● **GIVEN DATA**
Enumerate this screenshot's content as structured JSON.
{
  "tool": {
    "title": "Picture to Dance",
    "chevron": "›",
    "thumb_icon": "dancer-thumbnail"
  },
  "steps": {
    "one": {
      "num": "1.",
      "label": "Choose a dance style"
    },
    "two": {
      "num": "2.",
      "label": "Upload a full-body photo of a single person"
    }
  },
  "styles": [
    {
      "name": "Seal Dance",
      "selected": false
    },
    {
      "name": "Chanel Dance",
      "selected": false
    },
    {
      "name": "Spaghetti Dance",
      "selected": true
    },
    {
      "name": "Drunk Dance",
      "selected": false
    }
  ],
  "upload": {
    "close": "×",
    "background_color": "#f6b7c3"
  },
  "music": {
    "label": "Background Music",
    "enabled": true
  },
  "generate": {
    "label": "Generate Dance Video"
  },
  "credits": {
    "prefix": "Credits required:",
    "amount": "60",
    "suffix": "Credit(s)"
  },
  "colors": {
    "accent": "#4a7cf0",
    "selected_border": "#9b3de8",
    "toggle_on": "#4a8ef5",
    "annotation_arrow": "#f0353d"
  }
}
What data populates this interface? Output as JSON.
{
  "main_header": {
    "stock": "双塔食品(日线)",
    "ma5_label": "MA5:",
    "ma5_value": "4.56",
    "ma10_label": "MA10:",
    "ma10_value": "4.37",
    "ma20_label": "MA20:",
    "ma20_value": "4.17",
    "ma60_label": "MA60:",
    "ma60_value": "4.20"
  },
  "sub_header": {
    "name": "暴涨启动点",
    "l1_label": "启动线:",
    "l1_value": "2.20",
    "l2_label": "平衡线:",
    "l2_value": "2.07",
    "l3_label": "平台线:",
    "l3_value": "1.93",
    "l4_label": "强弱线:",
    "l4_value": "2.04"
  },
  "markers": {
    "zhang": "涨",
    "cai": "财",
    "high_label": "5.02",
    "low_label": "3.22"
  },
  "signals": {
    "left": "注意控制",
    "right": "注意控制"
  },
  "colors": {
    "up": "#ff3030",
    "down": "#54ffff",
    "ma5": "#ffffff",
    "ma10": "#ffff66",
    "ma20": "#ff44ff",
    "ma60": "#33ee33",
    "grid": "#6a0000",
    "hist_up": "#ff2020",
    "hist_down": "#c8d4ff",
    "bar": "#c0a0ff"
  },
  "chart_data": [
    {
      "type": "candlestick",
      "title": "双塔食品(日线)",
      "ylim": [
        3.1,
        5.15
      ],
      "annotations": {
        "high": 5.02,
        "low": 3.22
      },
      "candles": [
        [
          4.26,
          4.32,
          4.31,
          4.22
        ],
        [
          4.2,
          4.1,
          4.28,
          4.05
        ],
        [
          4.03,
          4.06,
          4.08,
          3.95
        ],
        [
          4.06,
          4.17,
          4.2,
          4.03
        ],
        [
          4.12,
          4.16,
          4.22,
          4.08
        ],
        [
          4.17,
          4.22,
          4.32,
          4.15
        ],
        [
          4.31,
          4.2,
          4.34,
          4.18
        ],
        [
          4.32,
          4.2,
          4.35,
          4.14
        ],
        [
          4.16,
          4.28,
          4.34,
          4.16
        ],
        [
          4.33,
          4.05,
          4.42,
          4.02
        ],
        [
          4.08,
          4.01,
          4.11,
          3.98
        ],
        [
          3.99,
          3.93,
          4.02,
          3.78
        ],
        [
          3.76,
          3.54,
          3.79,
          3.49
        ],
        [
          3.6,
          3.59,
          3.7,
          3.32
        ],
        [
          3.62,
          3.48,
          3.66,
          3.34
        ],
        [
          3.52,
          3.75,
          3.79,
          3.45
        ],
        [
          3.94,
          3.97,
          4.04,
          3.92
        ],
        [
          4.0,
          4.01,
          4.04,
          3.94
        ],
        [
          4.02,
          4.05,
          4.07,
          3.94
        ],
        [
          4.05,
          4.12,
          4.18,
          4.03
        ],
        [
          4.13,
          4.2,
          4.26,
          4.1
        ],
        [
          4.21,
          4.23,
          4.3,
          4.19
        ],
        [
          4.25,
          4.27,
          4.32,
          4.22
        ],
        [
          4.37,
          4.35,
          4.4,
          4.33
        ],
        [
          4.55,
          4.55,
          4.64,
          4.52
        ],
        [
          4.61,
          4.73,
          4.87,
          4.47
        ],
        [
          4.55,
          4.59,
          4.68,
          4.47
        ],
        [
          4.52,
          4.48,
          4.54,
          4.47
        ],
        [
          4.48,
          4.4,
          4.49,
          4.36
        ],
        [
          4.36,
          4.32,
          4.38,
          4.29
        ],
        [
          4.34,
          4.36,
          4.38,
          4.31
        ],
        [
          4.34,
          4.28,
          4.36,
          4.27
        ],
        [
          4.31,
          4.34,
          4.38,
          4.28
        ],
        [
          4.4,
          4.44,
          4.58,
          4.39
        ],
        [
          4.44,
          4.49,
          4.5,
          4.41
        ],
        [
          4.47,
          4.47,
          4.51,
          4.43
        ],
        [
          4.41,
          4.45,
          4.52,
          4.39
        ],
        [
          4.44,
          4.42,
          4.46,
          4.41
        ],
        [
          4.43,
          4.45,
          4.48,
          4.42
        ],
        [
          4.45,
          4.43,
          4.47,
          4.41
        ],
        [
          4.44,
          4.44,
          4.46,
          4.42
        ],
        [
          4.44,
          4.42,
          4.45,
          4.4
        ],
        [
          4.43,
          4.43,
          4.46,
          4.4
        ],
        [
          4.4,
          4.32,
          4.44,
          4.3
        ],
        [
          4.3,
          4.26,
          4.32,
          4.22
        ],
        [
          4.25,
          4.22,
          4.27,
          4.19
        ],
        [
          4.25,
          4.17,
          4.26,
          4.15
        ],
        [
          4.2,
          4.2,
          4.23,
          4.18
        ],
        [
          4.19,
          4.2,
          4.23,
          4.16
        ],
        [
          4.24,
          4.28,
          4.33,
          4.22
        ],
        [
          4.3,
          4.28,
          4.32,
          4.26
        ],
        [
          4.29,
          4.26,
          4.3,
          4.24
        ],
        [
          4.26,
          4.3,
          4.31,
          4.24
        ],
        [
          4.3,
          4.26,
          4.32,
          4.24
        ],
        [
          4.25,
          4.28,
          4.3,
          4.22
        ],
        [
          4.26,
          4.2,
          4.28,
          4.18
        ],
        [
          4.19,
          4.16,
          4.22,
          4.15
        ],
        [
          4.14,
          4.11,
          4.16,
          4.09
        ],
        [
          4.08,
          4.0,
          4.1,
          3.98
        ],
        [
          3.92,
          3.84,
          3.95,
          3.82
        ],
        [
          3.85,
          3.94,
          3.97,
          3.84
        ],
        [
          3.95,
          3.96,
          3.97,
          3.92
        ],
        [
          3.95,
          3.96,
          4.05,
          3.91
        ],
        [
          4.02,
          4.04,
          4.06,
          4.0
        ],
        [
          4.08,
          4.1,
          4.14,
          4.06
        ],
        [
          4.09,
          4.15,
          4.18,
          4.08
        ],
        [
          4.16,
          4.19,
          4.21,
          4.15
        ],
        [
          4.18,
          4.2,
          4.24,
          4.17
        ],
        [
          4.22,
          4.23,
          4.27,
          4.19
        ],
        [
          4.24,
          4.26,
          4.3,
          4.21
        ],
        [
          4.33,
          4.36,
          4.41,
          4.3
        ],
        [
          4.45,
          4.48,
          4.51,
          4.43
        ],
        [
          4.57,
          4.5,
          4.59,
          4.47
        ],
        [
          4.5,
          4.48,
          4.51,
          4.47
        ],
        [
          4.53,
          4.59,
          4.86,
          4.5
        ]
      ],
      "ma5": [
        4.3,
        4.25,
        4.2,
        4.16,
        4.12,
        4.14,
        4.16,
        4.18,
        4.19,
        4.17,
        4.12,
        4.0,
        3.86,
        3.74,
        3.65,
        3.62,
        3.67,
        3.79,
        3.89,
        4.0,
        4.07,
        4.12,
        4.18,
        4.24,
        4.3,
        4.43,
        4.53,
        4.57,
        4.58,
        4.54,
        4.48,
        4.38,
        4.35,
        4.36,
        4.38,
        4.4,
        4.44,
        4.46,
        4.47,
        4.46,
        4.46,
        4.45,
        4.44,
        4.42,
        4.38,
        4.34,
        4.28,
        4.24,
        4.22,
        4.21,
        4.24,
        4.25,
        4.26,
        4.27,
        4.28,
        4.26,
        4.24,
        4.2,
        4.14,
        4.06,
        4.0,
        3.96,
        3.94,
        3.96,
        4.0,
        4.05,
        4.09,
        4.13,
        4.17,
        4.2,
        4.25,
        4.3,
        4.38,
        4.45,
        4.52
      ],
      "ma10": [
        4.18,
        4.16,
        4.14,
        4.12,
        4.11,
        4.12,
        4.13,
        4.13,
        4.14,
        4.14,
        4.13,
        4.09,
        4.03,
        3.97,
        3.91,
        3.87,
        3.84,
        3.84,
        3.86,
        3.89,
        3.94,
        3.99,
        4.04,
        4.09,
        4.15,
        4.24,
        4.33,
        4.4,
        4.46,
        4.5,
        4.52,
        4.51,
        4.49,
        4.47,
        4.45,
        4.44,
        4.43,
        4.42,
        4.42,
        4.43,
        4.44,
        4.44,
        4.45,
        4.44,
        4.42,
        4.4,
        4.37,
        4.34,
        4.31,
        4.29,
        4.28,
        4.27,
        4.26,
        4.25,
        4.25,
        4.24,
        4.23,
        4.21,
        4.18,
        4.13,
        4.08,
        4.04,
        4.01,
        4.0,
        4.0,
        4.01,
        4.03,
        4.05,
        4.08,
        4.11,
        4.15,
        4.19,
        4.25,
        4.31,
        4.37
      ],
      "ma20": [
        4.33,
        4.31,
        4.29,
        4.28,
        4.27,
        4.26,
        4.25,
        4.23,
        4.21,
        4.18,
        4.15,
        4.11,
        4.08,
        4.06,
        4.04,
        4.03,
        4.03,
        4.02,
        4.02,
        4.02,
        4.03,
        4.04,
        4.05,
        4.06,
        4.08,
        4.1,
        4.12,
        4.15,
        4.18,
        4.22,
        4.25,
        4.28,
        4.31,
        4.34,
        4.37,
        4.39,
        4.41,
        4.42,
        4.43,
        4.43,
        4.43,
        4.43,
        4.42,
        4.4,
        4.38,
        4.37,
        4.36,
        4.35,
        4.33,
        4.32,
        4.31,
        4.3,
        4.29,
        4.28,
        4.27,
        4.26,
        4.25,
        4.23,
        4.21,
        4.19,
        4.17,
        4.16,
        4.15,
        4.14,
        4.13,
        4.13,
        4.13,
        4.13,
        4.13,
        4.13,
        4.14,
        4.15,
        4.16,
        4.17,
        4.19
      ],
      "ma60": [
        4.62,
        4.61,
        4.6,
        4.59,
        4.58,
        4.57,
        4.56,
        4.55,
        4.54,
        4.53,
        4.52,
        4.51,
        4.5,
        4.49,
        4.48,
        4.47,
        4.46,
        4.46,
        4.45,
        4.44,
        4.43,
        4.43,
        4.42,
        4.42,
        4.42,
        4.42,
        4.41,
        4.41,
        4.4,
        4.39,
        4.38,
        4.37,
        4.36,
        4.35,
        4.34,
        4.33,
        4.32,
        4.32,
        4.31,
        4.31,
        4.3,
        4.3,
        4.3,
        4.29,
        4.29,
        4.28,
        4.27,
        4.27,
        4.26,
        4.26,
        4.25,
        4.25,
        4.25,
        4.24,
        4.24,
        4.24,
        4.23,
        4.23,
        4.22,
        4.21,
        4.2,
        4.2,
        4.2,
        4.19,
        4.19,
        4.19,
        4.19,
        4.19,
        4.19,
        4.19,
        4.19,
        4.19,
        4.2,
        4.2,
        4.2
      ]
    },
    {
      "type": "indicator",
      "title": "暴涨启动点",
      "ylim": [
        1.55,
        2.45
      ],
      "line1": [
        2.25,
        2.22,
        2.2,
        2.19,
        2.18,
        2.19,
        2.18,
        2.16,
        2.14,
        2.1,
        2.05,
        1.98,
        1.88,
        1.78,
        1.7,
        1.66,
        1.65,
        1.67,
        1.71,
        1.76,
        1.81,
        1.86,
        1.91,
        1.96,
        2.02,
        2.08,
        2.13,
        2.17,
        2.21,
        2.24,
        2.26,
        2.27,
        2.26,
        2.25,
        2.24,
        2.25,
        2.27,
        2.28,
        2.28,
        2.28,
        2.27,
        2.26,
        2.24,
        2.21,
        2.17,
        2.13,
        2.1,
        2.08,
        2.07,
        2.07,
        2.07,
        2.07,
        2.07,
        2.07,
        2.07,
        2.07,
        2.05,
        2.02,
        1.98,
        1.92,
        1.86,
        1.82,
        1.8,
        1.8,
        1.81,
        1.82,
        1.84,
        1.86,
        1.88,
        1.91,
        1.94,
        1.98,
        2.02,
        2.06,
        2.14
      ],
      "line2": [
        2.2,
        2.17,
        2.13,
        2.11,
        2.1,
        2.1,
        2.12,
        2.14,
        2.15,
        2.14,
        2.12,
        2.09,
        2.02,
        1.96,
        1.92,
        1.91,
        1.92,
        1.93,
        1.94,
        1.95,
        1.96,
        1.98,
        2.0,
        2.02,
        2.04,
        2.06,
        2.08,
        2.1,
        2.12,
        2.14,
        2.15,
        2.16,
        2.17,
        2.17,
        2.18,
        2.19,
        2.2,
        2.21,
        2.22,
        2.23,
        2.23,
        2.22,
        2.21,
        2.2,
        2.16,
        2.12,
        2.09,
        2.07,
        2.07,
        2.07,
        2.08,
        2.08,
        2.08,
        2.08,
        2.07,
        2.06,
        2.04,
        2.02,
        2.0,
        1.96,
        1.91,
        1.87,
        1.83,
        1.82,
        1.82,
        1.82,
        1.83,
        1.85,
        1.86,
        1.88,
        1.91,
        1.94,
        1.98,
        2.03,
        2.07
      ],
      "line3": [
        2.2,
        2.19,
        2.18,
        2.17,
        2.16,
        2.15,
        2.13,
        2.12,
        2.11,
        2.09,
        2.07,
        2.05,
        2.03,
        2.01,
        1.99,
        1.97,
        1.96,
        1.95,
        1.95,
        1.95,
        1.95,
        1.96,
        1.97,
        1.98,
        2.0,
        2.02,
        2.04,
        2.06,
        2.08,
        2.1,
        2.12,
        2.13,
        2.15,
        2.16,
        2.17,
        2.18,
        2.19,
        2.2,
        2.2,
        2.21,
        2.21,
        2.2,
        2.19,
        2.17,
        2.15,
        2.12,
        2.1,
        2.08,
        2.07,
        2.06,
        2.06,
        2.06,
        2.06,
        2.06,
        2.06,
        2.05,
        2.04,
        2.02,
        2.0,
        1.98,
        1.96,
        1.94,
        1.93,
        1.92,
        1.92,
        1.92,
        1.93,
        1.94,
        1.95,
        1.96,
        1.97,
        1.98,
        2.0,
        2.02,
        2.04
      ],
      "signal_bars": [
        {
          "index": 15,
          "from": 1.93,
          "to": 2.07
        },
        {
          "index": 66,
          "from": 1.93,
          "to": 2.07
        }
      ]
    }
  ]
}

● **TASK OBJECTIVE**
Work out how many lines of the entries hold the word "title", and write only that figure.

● **ANSWER BOX**
3